Gambling is a recreational activity where people place bets on a random event to win money. It can be as simple as playing a lottery or scratchcard, or as complex as betting on sports events. It’s an important part of social life and can be a fun way to spend your time.
The earliest form of gambling is believed to be a tile game from 2,300 B.C. It is thought to have originated in China, but there is no evidence that people used it in other cultures.
People gamble for many reasons and the most common reason is to relax and have fun. Besides giving you a sense of pleasure, gambling can also help lower your stress levels and improve your performance.

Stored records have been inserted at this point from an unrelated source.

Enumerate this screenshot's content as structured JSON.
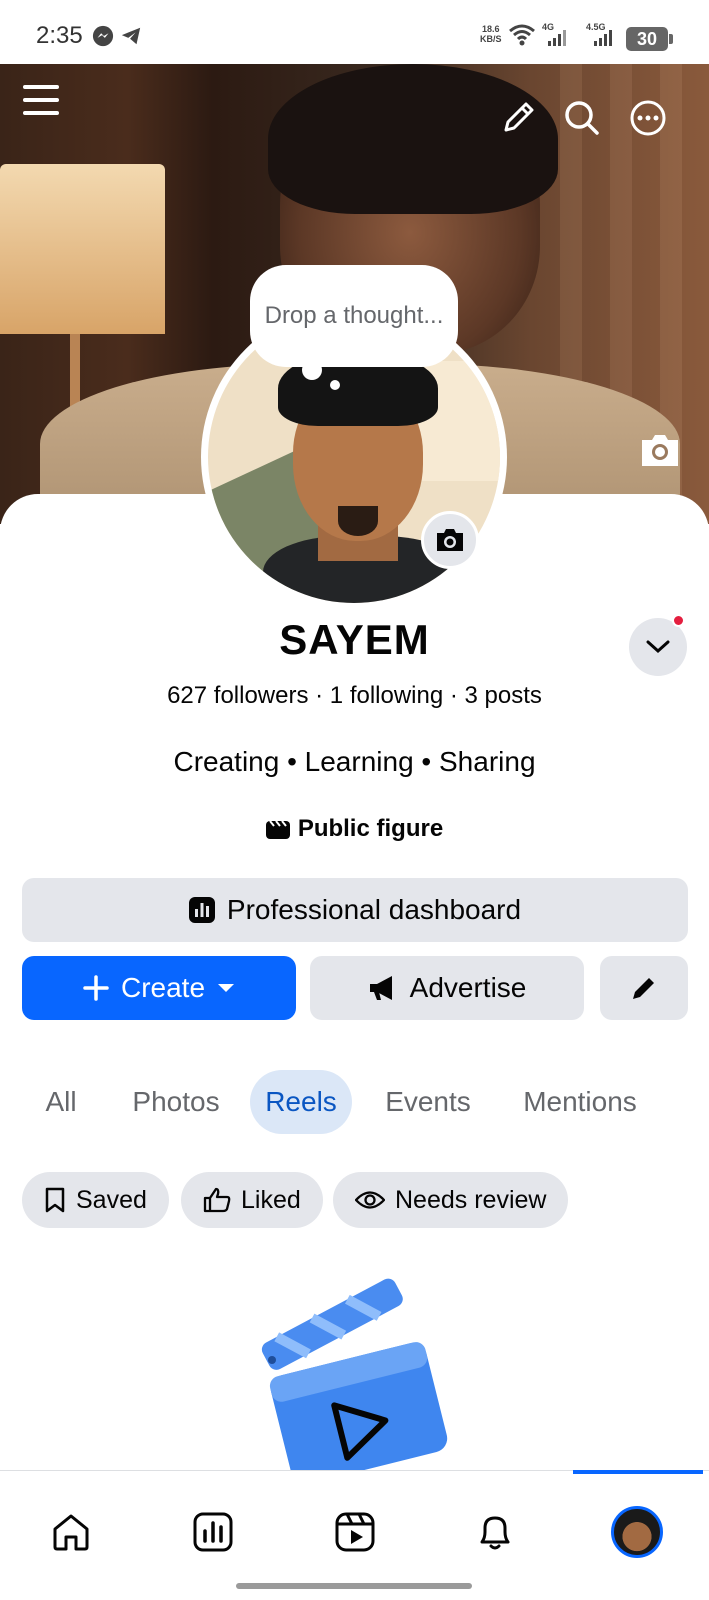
{
  "status_bar": {
    "time": "2:35",
    "net_speed_value": "18.6",
    "net_speed_unit": "KB/S",
    "sim1_label": "4G",
    "sim2_label": "4.5G",
    "battery": "30"
  },
  "cover": {
    "icons": [
      "menu-icon",
      "pencil-icon",
      "search-icon",
      "more-icon",
      "camera-icon"
    ]
  },
  "profile": {
    "thought_placeholder": "Drop a thought...",
    "name": "SAYEM",
    "stats": "627 followers · 1 following · 3 posts",
    "bio": "Creating • Learning • Sharing",
    "category": "Public figure"
  },
  "actions": {
    "dashboard_label": "Professional dashboard",
    "create_label": "Create",
    "advertise_label": "Advertise"
  },
  "tabs": [
    "All",
    "Photos",
    "Reels",
    "Events",
    "Mentions"
  ],
  "active_tab": "Reels",
  "filters": [
    "Saved",
    "Liked",
    "Needs review"
  ],
  "colors": {
    "accent": "#0866ff",
    "button_grey": "#e4e6eb",
    "active_tab_bg": "#dbe7f7",
    "notification_dot": "#e41e3f"
  },
  "bottom_nav": [
    "home-icon",
    "dashboard-icon",
    "reels-icon",
    "bell-icon",
    "profile-avatar"
  ]
}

If you feel like you are being harmed by your gambling, you need to talk to someone about it. Find out what kind of support is available to you and what you can do to change your behaviour.
Gambling can be harmful to your health and can lead to other problems, such as addiction and mental illness. If you are worried that you may have a gambling problem, get help from your doctor or a trained gambling counsellor.

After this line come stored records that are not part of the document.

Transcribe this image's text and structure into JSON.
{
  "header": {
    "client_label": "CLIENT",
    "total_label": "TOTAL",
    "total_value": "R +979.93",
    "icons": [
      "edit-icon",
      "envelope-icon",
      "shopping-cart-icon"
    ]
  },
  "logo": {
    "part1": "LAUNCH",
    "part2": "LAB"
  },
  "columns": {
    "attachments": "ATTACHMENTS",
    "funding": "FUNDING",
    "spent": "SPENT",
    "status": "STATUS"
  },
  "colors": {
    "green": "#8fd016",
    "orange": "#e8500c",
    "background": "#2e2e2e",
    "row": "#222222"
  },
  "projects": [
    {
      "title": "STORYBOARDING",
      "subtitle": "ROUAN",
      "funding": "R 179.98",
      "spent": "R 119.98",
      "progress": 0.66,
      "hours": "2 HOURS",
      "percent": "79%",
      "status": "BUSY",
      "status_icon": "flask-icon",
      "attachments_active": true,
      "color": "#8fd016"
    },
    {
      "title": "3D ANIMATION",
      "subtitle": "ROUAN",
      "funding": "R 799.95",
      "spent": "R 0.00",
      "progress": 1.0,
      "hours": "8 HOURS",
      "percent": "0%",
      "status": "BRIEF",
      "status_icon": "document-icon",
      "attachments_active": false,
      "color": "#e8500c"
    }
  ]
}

The most common signs of a gambling problem are that you need to spend more and more money in order to get the excitement that you want, or you lose control when you gamble. These signs can be warning signals that you are becoming addicted to gambling and that it is time to stop.

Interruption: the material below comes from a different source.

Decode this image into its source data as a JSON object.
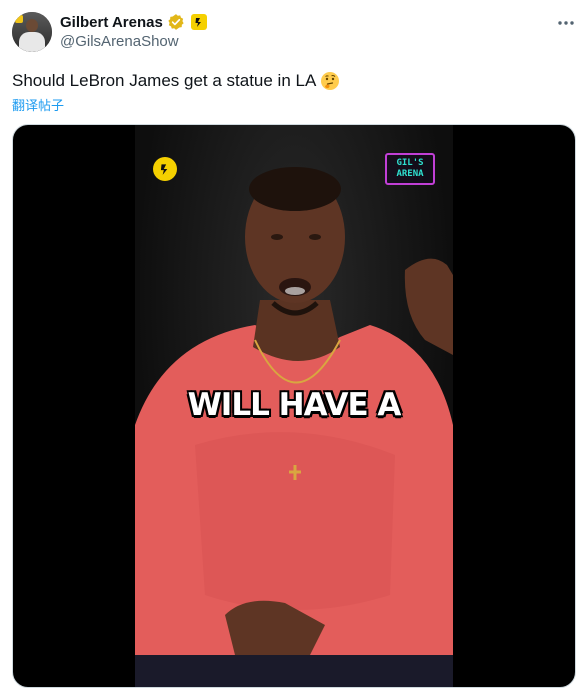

Cognitive behavioural therapy (CBT) can be useful for identifying problematic patterns of thinking and gambling. It can help you to recognise and challenge the thoughts and beliefs that are causing you problems and encourage you to think differently about your betting.
It can also help you to understand how your behaviour is impacting on your relationships and wellbeing. It can also help you to develop healthy boundaries for your gambling so that you know when it’s time to take a break.
You can also try talking to a trusted friend or family member. It’s also a good idea to join a self-help group for gamblers, such as Gamblers Anonymous.
The American Psychiatric Association’s Diagnostic and Statistical Manual of Mental Disorders (DSM) lists gambling as a mental disorder alongside substance abuse disorders, eating disorders, anxiety and depression. It describes the criteria that can be used to diagnose gambling disorder, and it includes information on how to treat the condition.
Unlike other addictive disorders, gambling is not usually treated with drugs or alcohol. It can be addressed by CBT and other interventions.
Your body releases dopamine when you win a bet, but it also produces this feel-good chemical when you lose. This can make it difficult to tell when you have lost too much and need to stop.
The most important thing to remember is that you should budget your gambling and don’t expect to make any money. If you are unable to manage your gambling, it is best to put the money away in a safe place.